## Task material
┌──
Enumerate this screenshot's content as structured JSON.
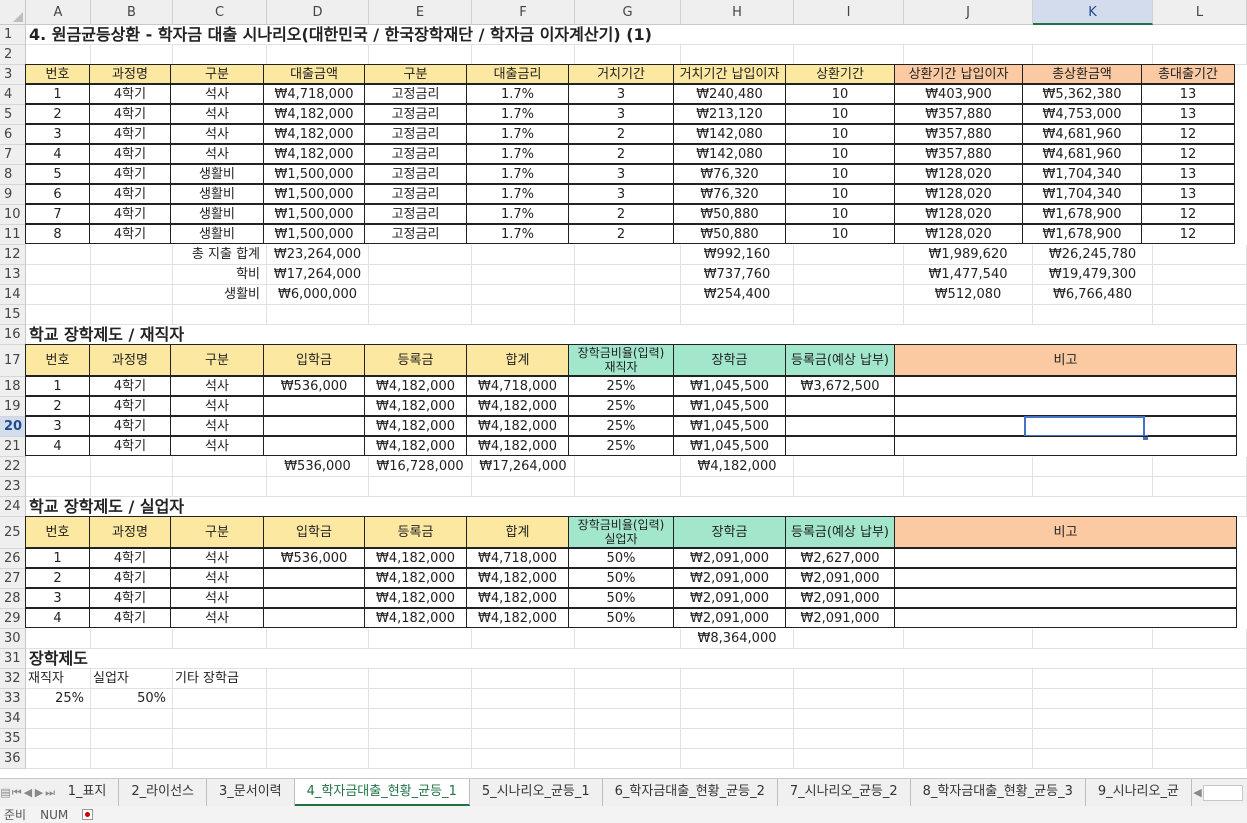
{
  "columns": [
    "A",
    "B",
    "C",
    "D",
    "E",
    "F",
    "G",
    "H",
    "I",
    "J",
    "K",
    "L"
  ],
  "selected_column": "K",
  "selected_row": "20",
  "rows": [
    "1",
    "2",
    "3",
    "4",
    "5",
    "6",
    "7",
    "8",
    "9",
    "10",
    "11",
    "12",
    "13",
    "14",
    "15",
    "16",
    "17",
    "18",
    "19",
    "20",
    "21",
    "22",
    "23",
    "24",
    "25",
    "26",
    "27",
    "28",
    "29",
    "30",
    "31",
    "32",
    "33",
    "34",
    "35",
    "36"
  ],
  "title": "4. 원금균등상환 - 학자금 대출 시나리오(대한민국 / 한국장학재단 / 학자금 이자계산기) (1)",
  "loan_table": {
    "headers": [
      "번호",
      "과정명",
      "구분",
      "대출금액",
      "구분",
      "대출금리",
      "거치기간",
      "거치기간 납입이자",
      "상환기간",
      "상환기간 납입이자",
      "총상환금액",
      "총대출기간"
    ],
    "rows": [
      [
        "1",
        "4학기",
        "석사",
        "₩4,718,000",
        "고정금리",
        "1.7%",
        "3",
        "₩240,480",
        "10",
        "₩403,900",
        "₩5,362,380",
        "13"
      ],
      [
        "2",
        "4학기",
        "석사",
        "₩4,182,000",
        "고정금리",
        "1.7%",
        "3",
        "₩213,120",
        "10",
        "₩357,880",
        "₩4,753,000",
        "13"
      ],
      [
        "3",
        "4학기",
        "석사",
        "₩4,182,000",
        "고정금리",
        "1.7%",
        "2",
        "₩142,080",
        "10",
        "₩357,880",
        "₩4,681,960",
        "12"
      ],
      [
        "4",
        "4학기",
        "석사",
        "₩4,182,000",
        "고정금리",
        "1.7%",
        "2",
        "₩142,080",
        "10",
        "₩357,880",
        "₩4,681,960",
        "12"
      ],
      [
        "5",
        "4학기",
        "생활비",
        "₩1,500,000",
        "고정금리",
        "1.7%",
        "3",
        "₩76,320",
        "10",
        "₩128,020",
        "₩1,704,340",
        "13"
      ],
      [
        "6",
        "4학기",
        "생활비",
        "₩1,500,000",
        "고정금리",
        "1.7%",
        "3",
        "₩76,320",
        "10",
        "₩128,020",
        "₩1,704,340",
        "13"
      ],
      [
        "7",
        "4학기",
        "생활비",
        "₩1,500,000",
        "고정금리",
        "1.7%",
        "2",
        "₩50,880",
        "10",
        "₩128,020",
        "₩1,678,900",
        "12"
      ],
      [
        "8",
        "4학기",
        "생활비",
        "₩1,500,000",
        "고정금리",
        "1.7%",
        "2",
        "₩50,880",
        "10",
        "₩128,020",
        "₩1,678,900",
        "12"
      ]
    ],
    "summary": [
      {
        "label": "총 지출 합계",
        "amount": "₩23,264,000",
        "h": "₩992,160",
        "j": "₩1,989,620",
        "k": "₩26,245,780"
      },
      {
        "label": "학비",
        "amount": "₩17,264,000",
        "h": "₩737,760",
        "j": "₩1,477,540",
        "k": "₩19,479,300"
      },
      {
        "label": "생활비",
        "amount": "₩6,000,000",
        "h": "₩254,400",
        "j": "₩512,080",
        "k": "₩6,766,480"
      }
    ]
  },
  "employed": {
    "title": "학교 장학제도 / 재직자",
    "headers": [
      "번호",
      "과정명",
      "구분",
      "입학금",
      "등록금",
      "합계",
      "장학금비율(입력)",
      "재직자",
      "장학금",
      "등록금(예상 납부)",
      "비고"
    ],
    "rows": [
      [
        "1",
        "4학기",
        "석사",
        "₩536,000",
        "₩4,182,000",
        "₩4,718,000",
        "25%",
        "₩1,045,500",
        "₩3,672,500",
        ""
      ],
      [
        "2",
        "4학기",
        "석사",
        "",
        "₩4,182,000",
        "₩4,182,000",
        "25%",
        "₩1,045,500",
        "",
        ""
      ],
      [
        "3",
        "4학기",
        "석사",
        "",
        "₩4,182,000",
        "₩4,182,000",
        "25%",
        "₩1,045,500",
        "",
        ""
      ],
      [
        "4",
        "4학기",
        "석사",
        "",
        "₩4,182,000",
        "₩4,182,000",
        "25%",
        "₩1,045,500",
        "",
        ""
      ]
    ],
    "totals": {
      "d": "₩536,000",
      "e": "₩16,728,000",
      "f": "₩17,264,000",
      "h": "₩4,182,000"
    }
  },
  "unemployed": {
    "title": "학교 장학제도 / 실업자",
    "headers": [
      "번호",
      "과정명",
      "구분",
      "입학금",
      "등록금",
      "합계",
      "장학금비율(입력)",
      "실업자",
      "장학금",
      "등록금(예상 납부)",
      "비고"
    ],
    "rows": [
      [
        "1",
        "4학기",
        "석사",
        "₩536,000",
        "₩4,182,000",
        "₩4,718,000",
        "50%",
        "₩2,091,000",
        "₩2,627,000",
        ""
      ],
      [
        "2",
        "4학기",
        "석사",
        "",
        "₩4,182,000",
        "₩4,182,000",
        "50%",
        "₩2,091,000",
        "₩2,091,000",
        ""
      ],
      [
        "3",
        "4학기",
        "석사",
        "",
        "₩4,182,000",
        "₩4,182,000",
        "50%",
        "₩2,091,000",
        "₩2,091,000",
        ""
      ],
      [
        "4",
        "4학기",
        "석사",
        "",
        "₩4,182,000",
        "₩4,182,000",
        "50%",
        "₩2,091,000",
        "₩2,091,000",
        ""
      ]
    ],
    "totals": {
      "h": "₩8,364,000"
    }
  },
  "scholarship": {
    "title": "장학제도",
    "labels": [
      "재직자",
      "실업자",
      "기타 장학금"
    ],
    "values": [
      "25%",
      "50%"
    ]
  },
  "tabs": [
    "1_표지",
    "2_라이선스",
    "3_문서이력",
    "4_학자금대출_현황_균등_1",
    "5_시나리오_균등_1",
    "6_학자금대출_현황_균등_2",
    "7_시나리오_균등_2",
    "8_학자금대출_현황_균등_3",
    "9_시나리오_균"
  ],
  "active_tab": "4_학자금대출_현황_균등_1",
  "status": {
    "mode": "준비",
    "numlock": "NUM"
  }
}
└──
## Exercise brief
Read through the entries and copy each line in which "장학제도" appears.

## Answer
    "title": "학교 장학제도 / 재직자",
    "title": "학교 장학제도 / 실업자",
    "title": "장학제도",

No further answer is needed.